- [Try it]
Each line containing the string "produtos" should be copied out of the entries.

[Opening Recorded information section]

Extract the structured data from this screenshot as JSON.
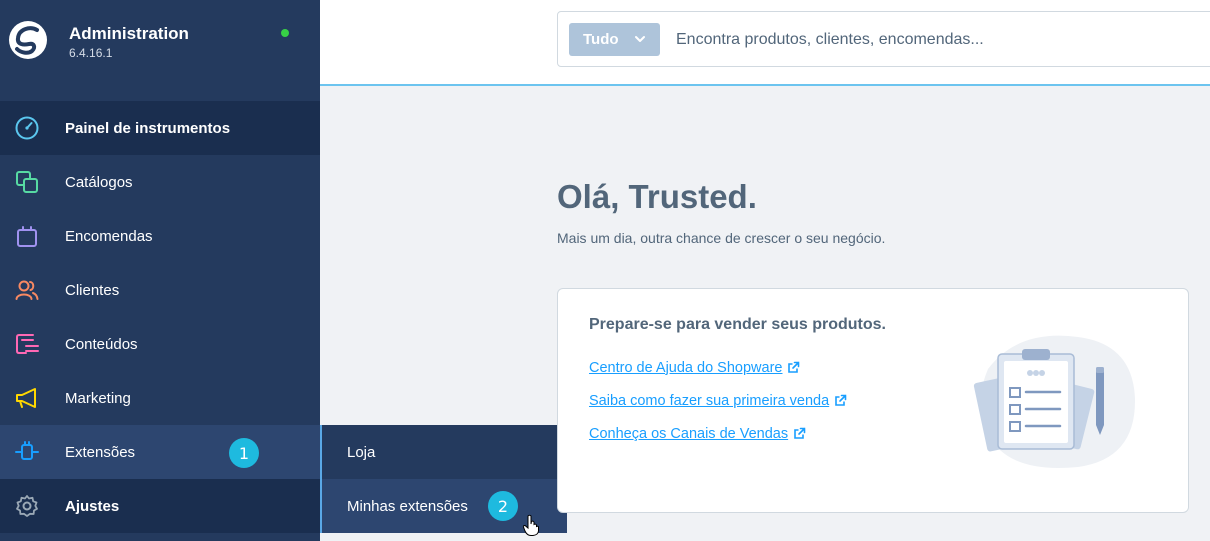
{
  "app": {
    "title": "Administration",
    "version": "6.4.16.1",
    "status_color": "#37d046"
  },
  "sidebar": {
    "items": [
      {
        "label": "Painel de instrumentos",
        "icon": "dashboard-icon",
        "color": "#5bc7ef"
      },
      {
        "label": "Catálogos",
        "icon": "catalog-icon",
        "color": "#57d9a3"
      },
      {
        "label": "Encomendas",
        "icon": "shopping-bag-icon",
        "color": "#a092f0"
      },
      {
        "label": "Clientes",
        "icon": "users-icon",
        "color": "#f88962"
      },
      {
        "label": "Conteúdos",
        "icon": "content-icon",
        "color": "#ff68b4"
      },
      {
        "label": "Marketing",
        "icon": "megaphone-icon",
        "color": "#ffd700"
      },
      {
        "label": "Extensões",
        "icon": "plug-icon",
        "color": "#189eff"
      },
      {
        "label": "Ajustes",
        "icon": "gear-icon",
        "color": "#9aa8b5"
      }
    ],
    "badge_extensions": "1"
  },
  "flyout": {
    "items": [
      {
        "label": "Loja"
      },
      {
        "label": "Minhas extensões"
      }
    ],
    "badge_my_extensions": "2"
  },
  "search": {
    "type_label": "Tudo",
    "placeholder": "Encontra produtos, clientes, encomendas..."
  },
  "main": {
    "greeting": "Olá, Trusted.",
    "subtitle": "Mais um dia, outra chance de crescer o seu negócio.",
    "card": {
      "title": "Prepare-se para vender seus produtos.",
      "links": [
        "Centro de Ajuda do Shopware",
        "Saiba como fazer sua primeira venda",
        "Conheça os Canais de Vendas"
      ]
    }
  }
}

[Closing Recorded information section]

- [Reply to the task]
    "placeholder": "Encontra produtos, clientes, encomendas..."
      "title": "Prepare-se para vender seus produtos.",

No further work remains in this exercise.